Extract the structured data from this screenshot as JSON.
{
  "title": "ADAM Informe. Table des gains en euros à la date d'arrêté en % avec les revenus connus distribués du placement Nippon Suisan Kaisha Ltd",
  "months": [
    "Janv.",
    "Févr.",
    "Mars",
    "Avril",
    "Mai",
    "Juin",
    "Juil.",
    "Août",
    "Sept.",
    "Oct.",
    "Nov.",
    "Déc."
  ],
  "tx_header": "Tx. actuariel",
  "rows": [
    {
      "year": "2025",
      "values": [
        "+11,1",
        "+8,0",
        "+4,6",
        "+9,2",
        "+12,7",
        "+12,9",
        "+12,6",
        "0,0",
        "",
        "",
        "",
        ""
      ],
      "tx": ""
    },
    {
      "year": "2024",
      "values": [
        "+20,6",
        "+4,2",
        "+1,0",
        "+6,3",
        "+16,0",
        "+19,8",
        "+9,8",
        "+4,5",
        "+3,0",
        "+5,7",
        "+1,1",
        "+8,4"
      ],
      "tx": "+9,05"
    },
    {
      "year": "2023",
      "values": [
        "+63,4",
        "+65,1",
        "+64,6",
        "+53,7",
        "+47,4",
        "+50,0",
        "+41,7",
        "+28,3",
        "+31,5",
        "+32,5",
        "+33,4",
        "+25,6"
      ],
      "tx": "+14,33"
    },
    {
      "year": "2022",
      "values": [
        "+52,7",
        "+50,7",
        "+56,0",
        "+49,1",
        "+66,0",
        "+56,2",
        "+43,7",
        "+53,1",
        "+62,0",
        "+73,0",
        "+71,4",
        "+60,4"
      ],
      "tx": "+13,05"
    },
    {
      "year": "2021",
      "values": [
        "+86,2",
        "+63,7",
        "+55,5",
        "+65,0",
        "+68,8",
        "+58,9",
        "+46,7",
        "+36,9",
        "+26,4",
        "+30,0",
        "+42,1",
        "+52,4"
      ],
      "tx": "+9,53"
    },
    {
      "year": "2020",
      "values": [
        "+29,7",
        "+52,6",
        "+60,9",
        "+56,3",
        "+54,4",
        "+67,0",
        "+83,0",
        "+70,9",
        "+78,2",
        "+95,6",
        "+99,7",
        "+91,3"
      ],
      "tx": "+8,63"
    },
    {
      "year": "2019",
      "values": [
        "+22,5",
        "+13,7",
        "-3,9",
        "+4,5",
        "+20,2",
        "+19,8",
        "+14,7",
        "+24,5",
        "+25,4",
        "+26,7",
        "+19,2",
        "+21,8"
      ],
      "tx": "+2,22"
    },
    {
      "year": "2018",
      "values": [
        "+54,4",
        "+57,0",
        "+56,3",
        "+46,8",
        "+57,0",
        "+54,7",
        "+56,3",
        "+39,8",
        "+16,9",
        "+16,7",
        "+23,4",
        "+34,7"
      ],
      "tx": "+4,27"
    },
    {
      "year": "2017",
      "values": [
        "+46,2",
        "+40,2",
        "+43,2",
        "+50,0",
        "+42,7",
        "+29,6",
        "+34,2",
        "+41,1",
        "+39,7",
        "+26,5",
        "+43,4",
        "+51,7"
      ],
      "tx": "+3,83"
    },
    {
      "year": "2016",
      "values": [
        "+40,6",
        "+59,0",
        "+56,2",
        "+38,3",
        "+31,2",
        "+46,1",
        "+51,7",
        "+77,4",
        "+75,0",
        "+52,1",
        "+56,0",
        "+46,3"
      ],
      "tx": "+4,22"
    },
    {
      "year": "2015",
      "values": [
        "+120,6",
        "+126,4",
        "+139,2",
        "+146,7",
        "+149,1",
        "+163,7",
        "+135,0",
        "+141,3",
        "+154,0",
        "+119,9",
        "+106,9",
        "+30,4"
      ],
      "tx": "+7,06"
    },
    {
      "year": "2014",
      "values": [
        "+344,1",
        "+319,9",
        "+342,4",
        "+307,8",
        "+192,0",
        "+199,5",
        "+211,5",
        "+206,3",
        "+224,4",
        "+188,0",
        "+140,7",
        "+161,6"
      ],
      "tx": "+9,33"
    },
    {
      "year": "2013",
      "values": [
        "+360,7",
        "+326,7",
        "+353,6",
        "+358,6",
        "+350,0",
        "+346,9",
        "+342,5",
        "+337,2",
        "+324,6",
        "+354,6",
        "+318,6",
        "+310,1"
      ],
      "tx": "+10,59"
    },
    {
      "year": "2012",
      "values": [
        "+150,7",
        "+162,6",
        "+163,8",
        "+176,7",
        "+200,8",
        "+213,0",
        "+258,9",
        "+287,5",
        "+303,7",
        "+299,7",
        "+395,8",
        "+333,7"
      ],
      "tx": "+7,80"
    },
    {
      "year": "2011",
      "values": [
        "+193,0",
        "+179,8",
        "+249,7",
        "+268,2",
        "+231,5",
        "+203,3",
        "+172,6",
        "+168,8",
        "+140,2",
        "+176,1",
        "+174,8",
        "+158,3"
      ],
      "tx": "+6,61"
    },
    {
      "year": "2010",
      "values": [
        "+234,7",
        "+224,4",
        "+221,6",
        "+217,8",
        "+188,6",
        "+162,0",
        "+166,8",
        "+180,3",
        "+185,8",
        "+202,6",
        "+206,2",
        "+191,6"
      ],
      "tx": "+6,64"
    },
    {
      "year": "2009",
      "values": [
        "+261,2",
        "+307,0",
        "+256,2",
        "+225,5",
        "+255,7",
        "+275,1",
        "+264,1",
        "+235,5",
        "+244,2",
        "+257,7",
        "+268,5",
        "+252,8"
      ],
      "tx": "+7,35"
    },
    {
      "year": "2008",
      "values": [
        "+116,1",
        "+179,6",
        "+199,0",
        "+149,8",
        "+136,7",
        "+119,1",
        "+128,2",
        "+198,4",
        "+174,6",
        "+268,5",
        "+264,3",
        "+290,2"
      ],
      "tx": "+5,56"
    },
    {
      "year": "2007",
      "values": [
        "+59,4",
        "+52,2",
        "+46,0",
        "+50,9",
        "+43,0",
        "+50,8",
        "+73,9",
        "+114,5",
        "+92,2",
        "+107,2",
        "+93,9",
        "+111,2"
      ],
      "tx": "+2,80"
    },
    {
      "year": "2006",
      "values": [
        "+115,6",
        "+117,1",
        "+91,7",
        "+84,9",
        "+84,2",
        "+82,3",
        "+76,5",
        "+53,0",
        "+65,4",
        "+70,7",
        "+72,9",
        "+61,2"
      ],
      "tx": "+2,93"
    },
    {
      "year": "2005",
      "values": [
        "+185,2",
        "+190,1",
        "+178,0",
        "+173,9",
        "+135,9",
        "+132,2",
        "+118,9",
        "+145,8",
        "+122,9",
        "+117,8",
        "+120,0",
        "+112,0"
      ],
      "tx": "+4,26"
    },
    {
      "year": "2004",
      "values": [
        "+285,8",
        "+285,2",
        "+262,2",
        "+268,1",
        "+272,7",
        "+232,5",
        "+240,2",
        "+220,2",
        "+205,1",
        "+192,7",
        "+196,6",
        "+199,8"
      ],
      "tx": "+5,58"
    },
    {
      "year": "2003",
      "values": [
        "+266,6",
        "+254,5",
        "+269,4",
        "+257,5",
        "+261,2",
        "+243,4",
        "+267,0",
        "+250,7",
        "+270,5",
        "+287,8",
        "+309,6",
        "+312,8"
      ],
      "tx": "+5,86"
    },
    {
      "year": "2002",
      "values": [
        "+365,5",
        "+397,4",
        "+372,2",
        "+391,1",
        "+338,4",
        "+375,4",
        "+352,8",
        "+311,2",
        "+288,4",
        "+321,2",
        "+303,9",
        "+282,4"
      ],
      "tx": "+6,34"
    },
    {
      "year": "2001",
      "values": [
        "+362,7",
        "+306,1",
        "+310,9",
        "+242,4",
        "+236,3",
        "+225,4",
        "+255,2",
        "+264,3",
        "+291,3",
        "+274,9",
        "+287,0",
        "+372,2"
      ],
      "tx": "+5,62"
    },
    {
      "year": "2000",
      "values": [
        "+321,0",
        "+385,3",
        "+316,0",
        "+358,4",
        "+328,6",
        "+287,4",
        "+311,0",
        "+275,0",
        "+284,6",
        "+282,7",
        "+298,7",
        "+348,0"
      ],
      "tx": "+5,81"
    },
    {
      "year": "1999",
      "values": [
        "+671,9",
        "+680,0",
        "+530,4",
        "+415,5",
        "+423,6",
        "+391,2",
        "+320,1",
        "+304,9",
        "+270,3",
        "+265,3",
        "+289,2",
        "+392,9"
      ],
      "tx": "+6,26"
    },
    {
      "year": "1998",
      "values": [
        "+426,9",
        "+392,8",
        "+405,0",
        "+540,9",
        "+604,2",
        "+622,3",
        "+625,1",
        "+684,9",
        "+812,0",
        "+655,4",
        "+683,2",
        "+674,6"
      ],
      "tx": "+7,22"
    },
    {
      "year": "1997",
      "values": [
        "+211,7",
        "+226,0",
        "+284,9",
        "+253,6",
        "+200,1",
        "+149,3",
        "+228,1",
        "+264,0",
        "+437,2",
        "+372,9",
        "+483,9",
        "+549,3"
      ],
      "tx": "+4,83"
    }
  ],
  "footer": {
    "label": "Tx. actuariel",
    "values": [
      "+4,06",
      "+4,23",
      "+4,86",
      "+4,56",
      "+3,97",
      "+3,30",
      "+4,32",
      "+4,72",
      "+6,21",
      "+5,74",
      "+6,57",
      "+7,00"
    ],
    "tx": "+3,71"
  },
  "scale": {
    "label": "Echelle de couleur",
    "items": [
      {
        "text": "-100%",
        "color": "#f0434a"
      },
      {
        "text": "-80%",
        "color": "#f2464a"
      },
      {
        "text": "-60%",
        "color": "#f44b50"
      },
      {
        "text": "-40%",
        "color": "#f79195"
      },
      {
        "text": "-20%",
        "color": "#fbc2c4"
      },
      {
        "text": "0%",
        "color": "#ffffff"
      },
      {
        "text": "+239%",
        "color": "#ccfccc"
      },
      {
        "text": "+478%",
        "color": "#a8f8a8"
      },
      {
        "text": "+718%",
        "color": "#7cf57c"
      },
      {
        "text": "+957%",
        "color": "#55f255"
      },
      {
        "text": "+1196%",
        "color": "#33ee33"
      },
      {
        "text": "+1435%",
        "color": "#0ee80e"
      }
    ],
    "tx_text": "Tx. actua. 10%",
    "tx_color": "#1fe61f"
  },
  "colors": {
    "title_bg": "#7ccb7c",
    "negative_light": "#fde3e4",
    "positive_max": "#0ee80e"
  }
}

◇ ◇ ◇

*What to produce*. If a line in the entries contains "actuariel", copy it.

*Exercise response*.
  "tx_header": "Tx. actuariel",
    "label": "Tx. actuariel",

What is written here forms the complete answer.